Valuation

(redirected from valuational)
Also found in: Dictionary, Thesaurus, Medical, Legal, Encyclopedia.

Valuation

Determination of the value of a company's stock based on earnings and the market value of assets.

Valuation

The process of determining how much an asset, company, or anything else is worth. Valuation is highly subjective, but it is easiest when one is considering the current value of tangible assets. For example, determining how much a willing buyer will pay a willing seller for a house right now is easier than determining the value of what a company's brand recognition might be in 10 years. Valuation is important in fundamental analysis, the practitioners of which usually consider a company's earnings to be indicative of its value.

valuation

A process for calculating the monetary value of an asset. Valuation is subjective and results in wide disparities for the values of most assets.

Valuation.

Valuation is the process of estimating the value, or worth, of an asset or investment.

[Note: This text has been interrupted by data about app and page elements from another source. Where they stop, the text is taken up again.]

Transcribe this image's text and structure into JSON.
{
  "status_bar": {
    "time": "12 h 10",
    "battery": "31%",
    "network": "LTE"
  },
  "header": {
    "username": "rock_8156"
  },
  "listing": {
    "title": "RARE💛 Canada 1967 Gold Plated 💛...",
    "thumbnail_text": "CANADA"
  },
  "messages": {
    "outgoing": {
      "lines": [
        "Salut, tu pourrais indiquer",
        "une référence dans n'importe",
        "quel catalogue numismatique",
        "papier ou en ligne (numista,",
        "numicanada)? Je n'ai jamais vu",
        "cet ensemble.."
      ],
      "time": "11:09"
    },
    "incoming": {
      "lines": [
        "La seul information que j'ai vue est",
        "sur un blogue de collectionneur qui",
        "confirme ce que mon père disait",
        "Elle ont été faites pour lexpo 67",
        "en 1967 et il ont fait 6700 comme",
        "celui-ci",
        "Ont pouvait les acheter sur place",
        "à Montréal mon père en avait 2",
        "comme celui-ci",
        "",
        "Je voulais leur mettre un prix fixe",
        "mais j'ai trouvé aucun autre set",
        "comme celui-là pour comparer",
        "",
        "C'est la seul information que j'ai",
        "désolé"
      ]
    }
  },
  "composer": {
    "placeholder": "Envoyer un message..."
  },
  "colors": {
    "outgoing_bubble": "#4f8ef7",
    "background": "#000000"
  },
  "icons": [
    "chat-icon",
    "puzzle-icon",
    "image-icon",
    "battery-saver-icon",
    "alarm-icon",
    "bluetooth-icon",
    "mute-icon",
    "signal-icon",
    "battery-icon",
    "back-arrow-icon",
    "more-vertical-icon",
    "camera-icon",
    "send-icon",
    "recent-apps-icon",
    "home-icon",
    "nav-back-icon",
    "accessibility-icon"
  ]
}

Sometimes it means determining a fixed amount, such as establishing the value of your estate after your death. Other times, valuation means estimating future worth.

For example, fundamental stock analysts estimate the outlook for a company's stock by looking at data such as the stock's price-to-earnings (P/E), price-to-sales, and price-to-book (net asset value) ratios.

In general, a company with a high P/E is considered overvalued, and a company with a low P/E is considered undervalued.

valuation

(1) The process of estimating the worth of something. (2) The estimated worth given to something.

References in periodicals archive ?
And if we think ecologically then we recognise that we too are "loci of valuational activity, in the sense that we are points through which values get organized and synthesized" (113) and transformed.
But it also moves the axiological concept of relationality into the realm of metaphysics, by formulating the idea of individuality in terms of loci of valuational activity.
Morito blunts Smith's attack by explaining (again, accurately) that his book was never really designed to ground ethics in ecology but simply to offer ecology as an analogy to the kind of epistemology ethicists and others might find helpful in this era of partial truths and valuational relativism.
It provides the conditions of cosmic order, affects the possibility for specific achievement, and creates the conditions for continued achievement in the temporal progression and valuational enhancement of that order.
Also, "It is either false or senseless to deny that what valuational predicates stand for are properties in a world.
What is at stake in the articulation and defense of epistemological internalism, normative objectivism, valuational pluralism, qualified naturalism, and a host of other "-isms" is never made clear in Moral Knowledge and Ethical Character.
Understood in this valuational sense, Hardwick thinks one can affirm God's existence: "As a meta-assertion for a valuing stance (a seeing- and experiencing-as), `God exists' can be true because determined by physical fact" (p.
10) Genetic and cultural features may subtend them, but they are centered around the affective and valuational affinities of individuals.
Carter concludes that "enrichment of meaning is the result of valuational